**Your objective:** Scan the records for the word "quality". Report each line where it occurs.

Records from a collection
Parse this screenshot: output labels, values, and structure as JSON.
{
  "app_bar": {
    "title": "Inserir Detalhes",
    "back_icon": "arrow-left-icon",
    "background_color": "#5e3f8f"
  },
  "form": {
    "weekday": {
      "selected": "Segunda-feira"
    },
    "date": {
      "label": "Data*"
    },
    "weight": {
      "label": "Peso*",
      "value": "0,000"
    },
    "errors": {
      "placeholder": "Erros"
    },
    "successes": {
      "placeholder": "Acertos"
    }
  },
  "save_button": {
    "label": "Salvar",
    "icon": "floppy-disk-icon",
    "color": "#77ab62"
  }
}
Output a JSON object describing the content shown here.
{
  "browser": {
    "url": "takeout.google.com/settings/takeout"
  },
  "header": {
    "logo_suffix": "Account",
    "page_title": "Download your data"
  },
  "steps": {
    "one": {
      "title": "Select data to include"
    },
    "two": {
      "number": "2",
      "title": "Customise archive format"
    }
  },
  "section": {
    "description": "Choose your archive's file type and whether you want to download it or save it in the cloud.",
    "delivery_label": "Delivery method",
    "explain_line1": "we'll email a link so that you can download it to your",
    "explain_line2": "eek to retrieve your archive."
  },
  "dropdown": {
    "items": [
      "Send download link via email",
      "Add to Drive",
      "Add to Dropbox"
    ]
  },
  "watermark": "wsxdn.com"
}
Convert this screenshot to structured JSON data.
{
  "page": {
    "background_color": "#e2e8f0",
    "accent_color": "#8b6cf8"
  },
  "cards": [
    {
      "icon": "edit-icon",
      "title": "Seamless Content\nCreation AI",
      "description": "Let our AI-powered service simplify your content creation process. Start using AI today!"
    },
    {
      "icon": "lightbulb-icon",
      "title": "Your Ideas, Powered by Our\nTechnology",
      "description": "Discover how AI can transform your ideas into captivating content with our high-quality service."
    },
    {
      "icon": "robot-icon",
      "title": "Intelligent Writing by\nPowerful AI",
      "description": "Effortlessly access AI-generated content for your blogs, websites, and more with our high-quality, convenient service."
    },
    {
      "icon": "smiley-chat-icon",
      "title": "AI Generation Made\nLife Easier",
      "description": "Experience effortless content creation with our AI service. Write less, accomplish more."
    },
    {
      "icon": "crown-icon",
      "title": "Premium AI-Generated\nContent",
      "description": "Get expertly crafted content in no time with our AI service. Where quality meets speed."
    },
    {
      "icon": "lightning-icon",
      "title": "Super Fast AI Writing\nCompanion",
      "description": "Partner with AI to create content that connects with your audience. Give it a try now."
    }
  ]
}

**Response area:**
      "description": "Discover how AI can transform your ideas into captivating content with our high-quality service."
      "description": "Effortlessly access AI-generated content for your blogs, websites, and more with our high-quality, convenient service."
      "description": "Get expertly crafted content in no time with our AI service. Where quality meets speed."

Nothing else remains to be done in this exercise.